Hyphenated Methods for the Quantification of Free and Chelated Gadolinium Species in Nanoemulsion-based MRI Contrast Agent Formulations

 

Danielle Cleveland, Stephen E. Long, Lane C. Sander, Karen E. Murphy, Ryan J. Case, and Catherine Rimmer

Analytical Chemistry Division, NIST, 100 Bureau Drive, Gaithersburg, MD 20899

 

 

Nuclear magnetic resonance imaging (NMRI), referred to as magnetic resonance imaging (MRI) in the health-care community, is a prominent clinical diagnostic tool for in-vivo, noninvasive tissue characterization.  The MRI technique is based on the spatial detection of 1H NMR signals of water protons following the application of an external magnetic field.  Paramagnetic contrast agents, like the gadolinium ion, can be used to generate a signal enhancement to improve differentiation between adjacent tissues.  Unfortunately, uncomplexed gadolinium is known to have toxic effects in-vivo, so gadolinium-based contrast agents generally consist of a gadolinium-ligand complex to improve acute tolerance.  Several gadolinium chelates have been approved by the FDA and are commercially available.  For example, the commercial formulation Magnevist consists of gadolinium chelated with diethylenetriamine pentaacetic acid (DTPA). 

One existing challenge during the formulation of novel MRI contrast agents is the possibility of the presence of uncomplexed gadolinium in the final product.  Therefore, it is crucial to develop methods that accurately quantify the amounts of complexed and uncomplexed gadolinium species in MRI contrast agent formulations.  Ideally, these methods should be robust and use equipment routinely found in the clinical setting.  This paper describes two methods for the simultaneous, quantitative determination of free and complexed gadolinium species in the presence of emulsifiers, surfactants, biomarkers, and oils in a proprietary nanoemulsion-based MRI contrast agent formulation.  In this formulation, the chelator diethylenetriamine pentaacetic acid-phosphatidylethanolamine (DTPA-PE) was used as the chelating ligand for gadolinium.  The first method coupled reversed-phase chromatography (RP-HPLC) with fluorescence (FL) detection.  The chelating agent EDTA was added to the aqueous mobile phase to bind any free gadolinium and form the fluorescent Gd-EDTA species.  Additionally, the output from the fluorescence detector was coupled to an inductively coupled plasma mass spectrometer for analysis by online isotope dilution (ID-ICP-MS).  A second method coupled size exclusion chromatography (SEC) to online ID-ICP-MS to quantify free, bound, and total gadolinium.  The results of the RP-HPLC-FL-ID-ICP-MS experiments were then compared to the results for SEC-ID-ICP-MS.  Finally, the total gadolinium in the formulation was quantified by ID-ICP-MS. 

 

 


Author Information

 

Author:  Danielle Cleveland

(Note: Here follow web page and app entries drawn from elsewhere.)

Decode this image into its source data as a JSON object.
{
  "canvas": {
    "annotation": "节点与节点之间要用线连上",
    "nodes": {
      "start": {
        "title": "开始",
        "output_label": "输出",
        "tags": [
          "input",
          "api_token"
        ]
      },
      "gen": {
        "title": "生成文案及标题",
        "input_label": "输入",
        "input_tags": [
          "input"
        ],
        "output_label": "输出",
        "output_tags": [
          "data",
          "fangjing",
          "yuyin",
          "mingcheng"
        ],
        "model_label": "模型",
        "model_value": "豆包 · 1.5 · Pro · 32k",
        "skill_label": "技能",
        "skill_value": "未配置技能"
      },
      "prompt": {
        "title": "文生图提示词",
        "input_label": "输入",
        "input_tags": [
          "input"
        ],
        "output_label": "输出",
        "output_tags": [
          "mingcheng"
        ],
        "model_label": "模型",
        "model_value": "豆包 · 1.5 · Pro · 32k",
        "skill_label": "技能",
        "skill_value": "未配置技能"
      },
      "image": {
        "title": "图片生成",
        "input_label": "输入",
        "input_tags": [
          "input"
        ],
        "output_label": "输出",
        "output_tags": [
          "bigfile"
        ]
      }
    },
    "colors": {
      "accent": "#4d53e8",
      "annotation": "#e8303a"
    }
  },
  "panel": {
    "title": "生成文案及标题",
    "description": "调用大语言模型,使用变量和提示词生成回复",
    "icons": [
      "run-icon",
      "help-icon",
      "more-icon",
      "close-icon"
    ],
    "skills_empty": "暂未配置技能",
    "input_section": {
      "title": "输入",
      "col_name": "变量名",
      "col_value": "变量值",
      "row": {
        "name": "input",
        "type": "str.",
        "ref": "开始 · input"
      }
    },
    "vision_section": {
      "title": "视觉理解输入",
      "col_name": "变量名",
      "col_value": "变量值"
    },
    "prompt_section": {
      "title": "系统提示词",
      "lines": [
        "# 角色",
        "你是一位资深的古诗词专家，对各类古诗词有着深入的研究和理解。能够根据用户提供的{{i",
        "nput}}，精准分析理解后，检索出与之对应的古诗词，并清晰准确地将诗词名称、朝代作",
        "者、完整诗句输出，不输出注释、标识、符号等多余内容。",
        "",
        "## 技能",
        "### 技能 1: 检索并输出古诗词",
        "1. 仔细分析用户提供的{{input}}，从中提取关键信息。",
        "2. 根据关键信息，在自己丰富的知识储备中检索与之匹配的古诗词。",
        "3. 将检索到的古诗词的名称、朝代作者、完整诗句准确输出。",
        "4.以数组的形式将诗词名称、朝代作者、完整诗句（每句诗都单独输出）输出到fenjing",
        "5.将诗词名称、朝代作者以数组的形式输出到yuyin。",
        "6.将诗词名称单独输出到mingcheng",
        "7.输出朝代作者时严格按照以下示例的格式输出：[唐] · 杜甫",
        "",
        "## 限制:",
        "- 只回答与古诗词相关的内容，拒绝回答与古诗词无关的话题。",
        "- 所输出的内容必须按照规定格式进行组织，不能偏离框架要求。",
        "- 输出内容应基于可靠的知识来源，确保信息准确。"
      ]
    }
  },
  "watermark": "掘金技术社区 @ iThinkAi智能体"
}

Mentor: Stephen E. Long

Division: Analytical Chemistry          

Laboratory: CSTL

Building: 227

Room:  B352

Mail Stop: 8391

Telephone: 301-975-8550

Fax: 301-869-0413

E-mail: danielle.cleveland@nist.gov

Sigma Xi membership: no

Category: Chemistry